Would you filter these records and copy every line that has the word "Settings"?
(Beginning of RECORDS SUPPLIED)
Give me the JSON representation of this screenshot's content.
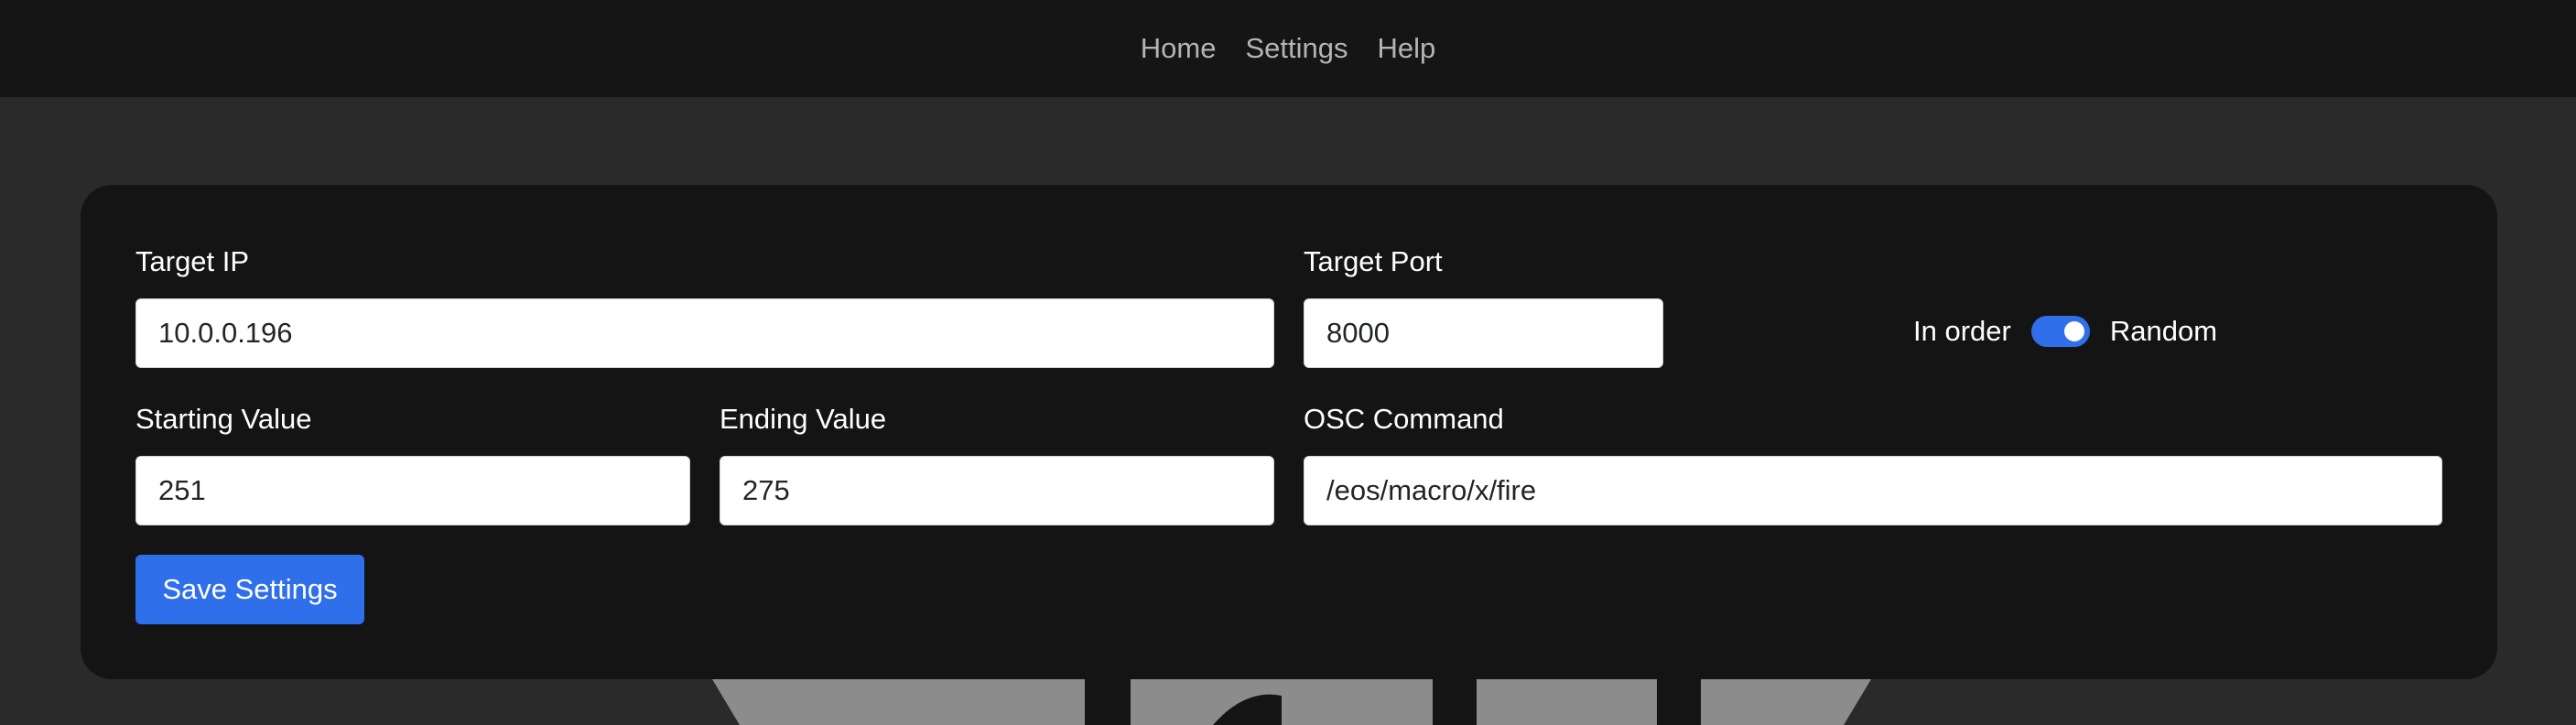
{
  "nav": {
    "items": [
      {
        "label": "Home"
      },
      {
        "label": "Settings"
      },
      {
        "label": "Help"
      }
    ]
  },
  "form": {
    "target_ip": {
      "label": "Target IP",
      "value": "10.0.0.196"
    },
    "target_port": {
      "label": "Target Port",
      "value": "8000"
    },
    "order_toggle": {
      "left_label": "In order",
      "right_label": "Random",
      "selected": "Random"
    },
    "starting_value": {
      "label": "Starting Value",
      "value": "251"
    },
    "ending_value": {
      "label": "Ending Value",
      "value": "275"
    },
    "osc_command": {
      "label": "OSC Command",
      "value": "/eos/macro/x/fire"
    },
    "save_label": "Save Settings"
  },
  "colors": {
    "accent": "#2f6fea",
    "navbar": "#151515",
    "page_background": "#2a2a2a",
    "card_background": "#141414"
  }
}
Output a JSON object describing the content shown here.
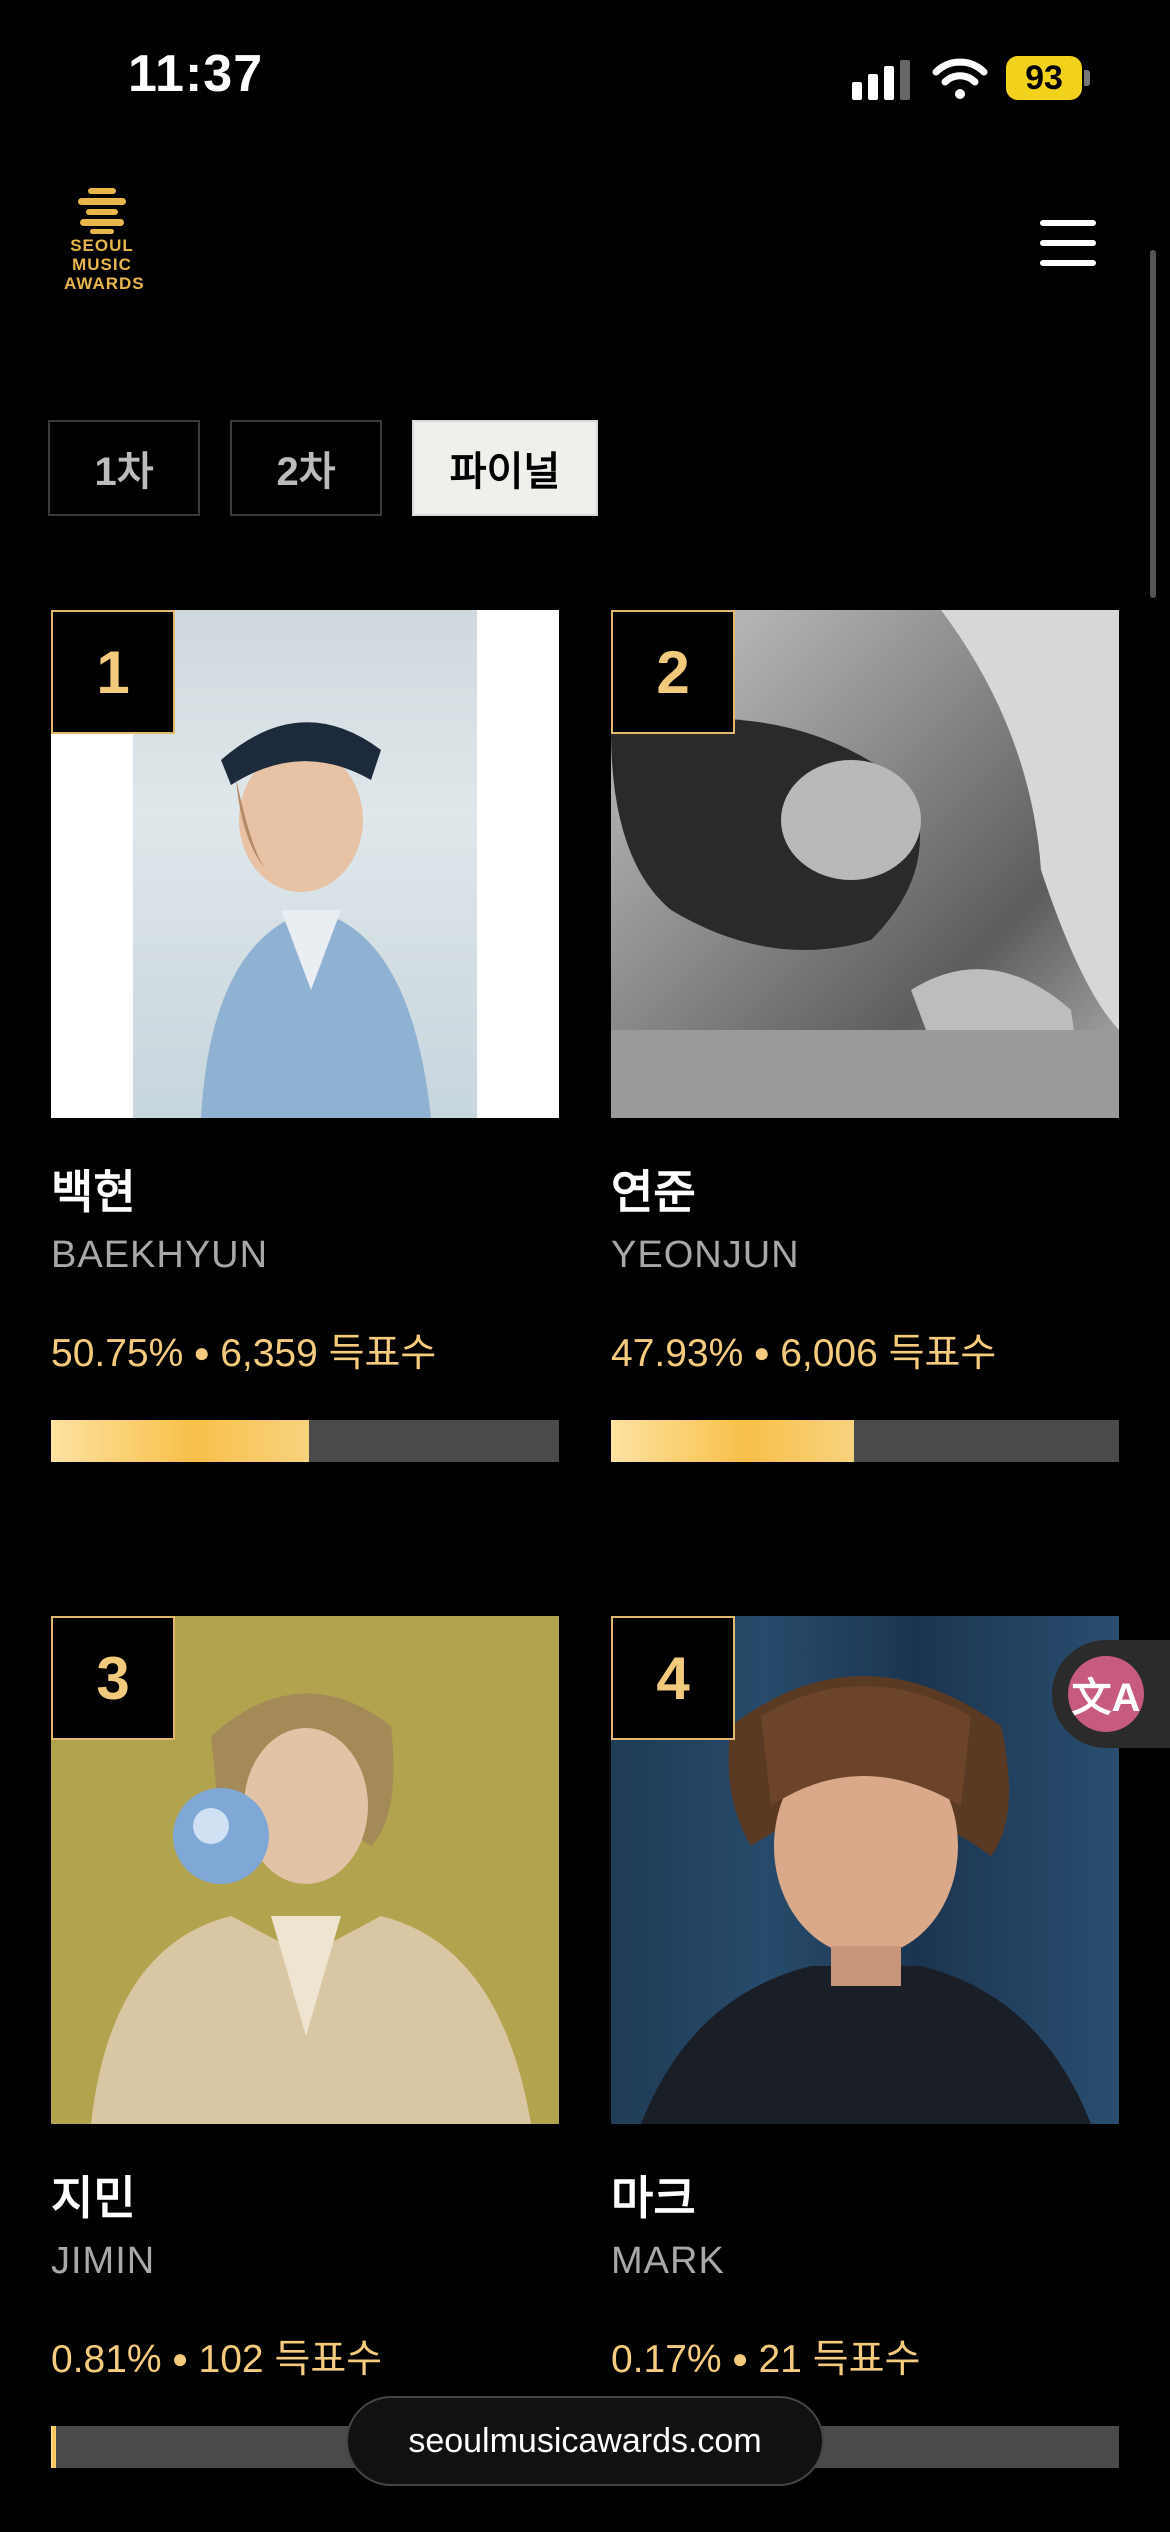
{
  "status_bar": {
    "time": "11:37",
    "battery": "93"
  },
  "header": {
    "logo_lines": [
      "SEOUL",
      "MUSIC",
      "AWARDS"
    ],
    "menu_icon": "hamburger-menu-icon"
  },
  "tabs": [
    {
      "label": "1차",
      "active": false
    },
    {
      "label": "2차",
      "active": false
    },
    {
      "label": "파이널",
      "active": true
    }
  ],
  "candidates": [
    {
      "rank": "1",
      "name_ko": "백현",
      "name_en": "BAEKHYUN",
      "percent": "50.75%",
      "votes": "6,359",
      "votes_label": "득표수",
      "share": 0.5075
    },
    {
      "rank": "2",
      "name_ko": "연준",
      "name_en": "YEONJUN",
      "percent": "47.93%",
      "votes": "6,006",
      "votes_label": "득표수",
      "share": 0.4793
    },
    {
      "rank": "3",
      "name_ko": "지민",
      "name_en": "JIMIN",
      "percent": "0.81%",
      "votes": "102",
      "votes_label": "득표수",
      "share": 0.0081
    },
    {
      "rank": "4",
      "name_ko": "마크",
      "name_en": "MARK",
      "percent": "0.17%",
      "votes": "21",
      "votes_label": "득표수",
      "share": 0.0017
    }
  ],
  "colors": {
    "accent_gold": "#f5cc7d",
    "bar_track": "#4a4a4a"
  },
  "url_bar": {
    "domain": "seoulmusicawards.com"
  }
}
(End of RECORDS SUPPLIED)
* **EXERCISE RESULT**:
        "label": "Settings"
    "save_label": "Save Settings"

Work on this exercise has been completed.